So what does this have to do with Meatless Monday? When you’re looking for a vegetarian recipe that will satisfy every palate, reach for mushrooms! With their distinctive texture and flavor boosting powers, you won’t even notice that the meal is missing meat! (Plus, by going for mushrooms, you can even save a couple bucks compared to buying meat and calories!) Check out some of our favorite meatless mushrooms recipes below!

 

Tuscan Risotto with Walnuts & Mushrooms recipe

Tuscan Risotto with Walnuts & Mushrooms

This 30-Minute Meal from Rachael Ray features porcini mushrooms and is great when you’re looking for a comforting bowl of rich and luxurious risotto. Plus, it’s as easy as making a bowl of steamed rice!

Mushroom, Ancho & Black Bean Chili recipe

Mushroom, Ancho & Black Bean Chili

This hearty 30-Minute Meal features cremini or your choice of mixed mushrooms and is delicious topped with shredded cheese, pickled jalapeno chile peppers and crushed tortilla chips! Make a large batch on the weekend and you’ll have lunch all weeklong!

Mushroom and Garlic Pizza

Mushrooms and Garlic Pizza

This simple pizza features shiitake and white mushrooms. Make prep time even faster on busy weeknights by substituting a store-bought crust. Then, once you’ve memorized the easy recipe, experiment by using different combinations of mushrooms and cheese and adding on some of your other favorite ingredients! My personal favorite?
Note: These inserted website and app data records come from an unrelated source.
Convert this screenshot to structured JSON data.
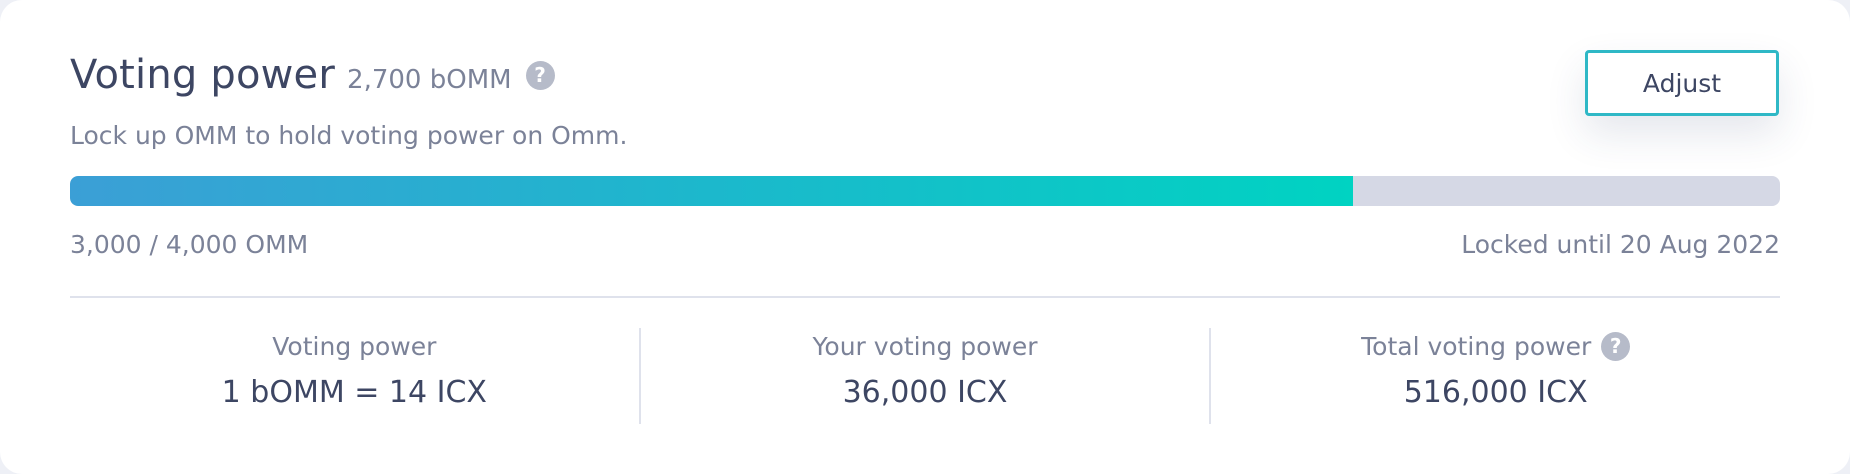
{
  "header": {
    "title": "Voting power",
    "balance": "2,700 bOMM",
    "help_icon": "?"
  },
  "adjust_label": "Adjust",
  "description": "Lock up OMM to hold voting power on Omm.",
  "progress": {
    "fraction": 0.75,
    "amount_text": "3,000 / 4,000 OMM",
    "locked_text": "Locked until 20 Aug 2022"
  },
  "stats": [
    {
      "label": "Voting power",
      "value": "1 bOMM = 14 ICX"
    },
    {
      "label": "Your voting power",
      "value": "36,000 ICX"
    },
    {
      "label": "Total voting power",
      "value": "516,000 ICX",
      "help_icon": "?"
    }
  ],
  "colors": {
    "accent": "#2fb8c6",
    "bar_start": "#3b9fd6",
    "bar_end": "#00d3c2",
    "track": "#d5d8e5",
    "text_dark": "#3d4663",
    "text_muted": "#7b8298"
  }
}
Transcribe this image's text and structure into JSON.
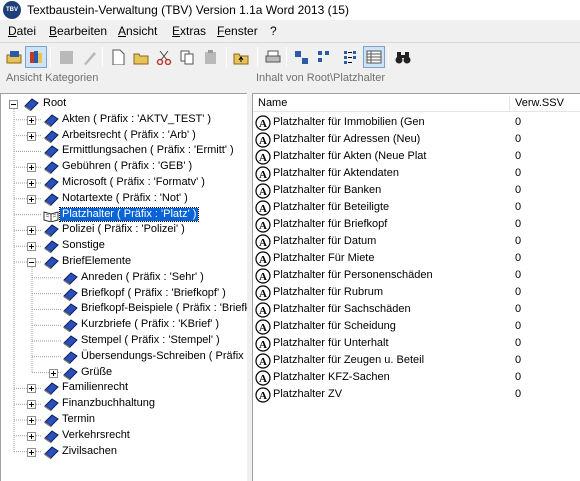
{
  "window": {
    "title": "Textbaustein-Verwaltung (TBV) Version 1.1a Word 2013 (15)",
    "icon_text": "TBV"
  },
  "menu": [
    {
      "label": "Datei",
      "key": "datei"
    },
    {
      "label": "Bearbeiten",
      "key": "bearbeiten"
    },
    {
      "label": "Ansicht",
      "key": "ansicht"
    },
    {
      "label": "Extras",
      "key": "extras"
    },
    {
      "label": "Fenster",
      "key": "fenster"
    },
    {
      "label": "?",
      "key": "help"
    }
  ],
  "toolbar": [
    {
      "icon": "folder-open-book-icon",
      "enabled": true
    },
    {
      "icon": "books-icon",
      "enabled": true,
      "active": true
    },
    {
      "icon": "disabled-square-icon",
      "enabled": false
    },
    {
      "icon": "disabled-pen-icon",
      "enabled": false
    },
    {
      "icon": "new-document-icon",
      "enabled": true
    },
    {
      "icon": "open-folder-icon",
      "enabled": true
    },
    {
      "icon": "cut-icon",
      "enabled": true
    },
    {
      "icon": "copy-icon",
      "enabled": true
    },
    {
      "icon": "disabled-paste-icon",
      "enabled": false
    },
    {
      "icon": "up-level-icon",
      "enabled": true
    },
    {
      "icon": "print-icon",
      "enabled": true
    },
    {
      "icon": "large-icons-view-icon",
      "enabled": true
    },
    {
      "icon": "small-icons-view-icon",
      "enabled": true
    },
    {
      "icon": "list-view-icon",
      "enabled": true
    },
    {
      "icon": "details-view-icon",
      "enabled": true,
      "active": true
    },
    {
      "icon": "binoculars-icon",
      "enabled": true
    }
  ],
  "left_pane": {
    "header": "Ansicht Kategorien"
  },
  "right_pane": {
    "header": "Inhalt von Root\\Platzhalter"
  },
  "tree": [
    {
      "label": "Root",
      "depth": 0,
      "expander": "minus"
    },
    {
      "label": "Akten ( Präfix : 'AKTV_TEST' )",
      "depth": 1,
      "expander": "plus"
    },
    {
      "label": "Arbeitsrecht ( Präfix : 'Arb' )",
      "depth": 1,
      "expander": "plus"
    },
    {
      "label": "Ermittlungsachen ( Präfix : 'Ermitt' )",
      "depth": 1,
      "expander": "none"
    },
    {
      "label": "Gebühren ( Präfix : 'GEB' )",
      "depth": 1,
      "expander": "plus"
    },
    {
      "label": "Microsoft ( Präfix : 'Formatv' )",
      "depth": 1,
      "expander": "plus"
    },
    {
      "label": "Notartexte ( Präfix : 'Not' )",
      "depth": 1,
      "expander": "plus"
    },
    {
      "label": "Platzhalter ( Präfix : 'Platz' )",
      "depth": 1,
      "expander": "none",
      "selected": true,
      "open": true
    },
    {
      "label": "Polizei ( Präfix : 'Polizei' )",
      "depth": 1,
      "expander": "plus"
    },
    {
      "label": "Sonstige",
      "depth": 1,
      "expander": "plus"
    },
    {
      "label": "BriefElemente",
      "depth": 1,
      "expander": "minus"
    },
    {
      "label": "Anreden ( Präfix : 'Sehr' )",
      "depth": 2,
      "expander": "none"
    },
    {
      "label": "Briefkopf ( Präfix : 'Briefkopf' )",
      "depth": 2,
      "expander": "none"
    },
    {
      "label": "Briefkopf-Beispiele ( Präfix : 'Briefk",
      "depth": 2,
      "expander": "none"
    },
    {
      "label": "Kurzbriefe ( Präfix : 'KBrief' )",
      "depth": 2,
      "expander": "none"
    },
    {
      "label": "Stempel ( Präfix : 'Stempel' )",
      "depth": 2,
      "expander": "none"
    },
    {
      "label": "Übersendungs-Schreiben ( Präfix :",
      "depth": 2,
      "expander": "none"
    },
    {
      "label": "Grüße",
      "depth": 2,
      "expander": "plus"
    },
    {
      "label": "Familienrecht",
      "depth": 1,
      "expander": "plus"
    },
    {
      "label": "Finanzbuchhaltung",
      "depth": 1,
      "expander": "plus"
    },
    {
      "label": "Termin",
      "depth": 1,
      "expander": "plus"
    },
    {
      "label": "Verkehrsrecht",
      "depth": 1,
      "expander": "plus"
    },
    {
      "label": "Zivilsachen",
      "depth": 1,
      "expander": "plus"
    }
  ],
  "list": {
    "columns": [
      "Name",
      "Verw.SSV"
    ],
    "rows": [
      {
        "name": "Platzhalter für  Immobilien (Gen",
        "value": "0"
      },
      {
        "name": "Platzhalter für Adressen (Neu)",
        "value": "0"
      },
      {
        "name": "Platzhalter für Akten (Neue Plat",
        "value": "0"
      },
      {
        "name": "Platzhalter für Aktendaten",
        "value": "0"
      },
      {
        "name": "Platzhalter für Banken",
        "value": "0"
      },
      {
        "name": "Platzhalter für Beteiligte",
        "value": "0"
      },
      {
        "name": "Platzhalter für Briefkopf",
        "value": "0"
      },
      {
        "name": "Platzhalter für Datum",
        "value": "0"
      },
      {
        "name": "Platzhalter Für Miete",
        "value": "0"
      },
      {
        "name": "Platzhalter für Personenschäden",
        "value": "0"
      },
      {
        "name": "Platzhalter für Rubrum",
        "value": "0"
      },
      {
        "name": "Platzhalter für Sachschäden",
        "value": "0"
      },
      {
        "name": "Platzhalter für Scheidung",
        "value": "0"
      },
      {
        "name": "Platzhalter für Unterhalt",
        "value": "0"
      },
      {
        "name": "Platzhalter für Zeugen u. Beteil",
        "value": "0"
      },
      {
        "name": "Platzhalter KFZ-Sachen",
        "value": "0"
      },
      {
        "name": "Platzhalter ZV",
        "value": "0"
      }
    ]
  }
}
Cracking an egg on top and letting it bake slowly!

Mushroom & Egg Toasts

Mushrooms & Egg Toasts

Mushrooms are great any time of the day! Try them for B, L or D–breakfast, lunch or dinner–with these tasty toasts. Once you master this basic sauté, get creative and add in your own mix-ins like cheese or avocado.

 

 

 

 

 

 

 

What’s YOUR favorite mushrooms? Tell us below in the comments!

 

 

 

 

 

RELATED:

Meatless Monday: Vegetarian Curry Recipes 

Meatless Monday: Eggplant

Meatless Monday: Tofu Ramen Soup

 


Meatless Monday: Tofu Ramen Soup

Turn Monday night into a meatless and budget-friendly dinner with this Tofu Ramen Soup with Spinach. Most Asian noodles are supermarket bargains. But none so much than ramen. This isn’t just an American dorm-room staple: Japanese home cooks rely on the thin, squiggly noodles to give heft to soups, like this simple tofu-and-spinach version.

Takashi Yagihashi, of Slurping Turtle and Takashi in Chicago says “I loved instant ramen noodles as a kid, and I still love them! Buy bricks in the plastic-wrapped packages for about a quarter each; ditch the powdered stuff and serve with your own homemade soup.”

Tofu Ramen Soup with Spinach

More! Why should spaghetti get all the love? Get more fast, flavorful and easy on your wallet Asian noodle recipes here.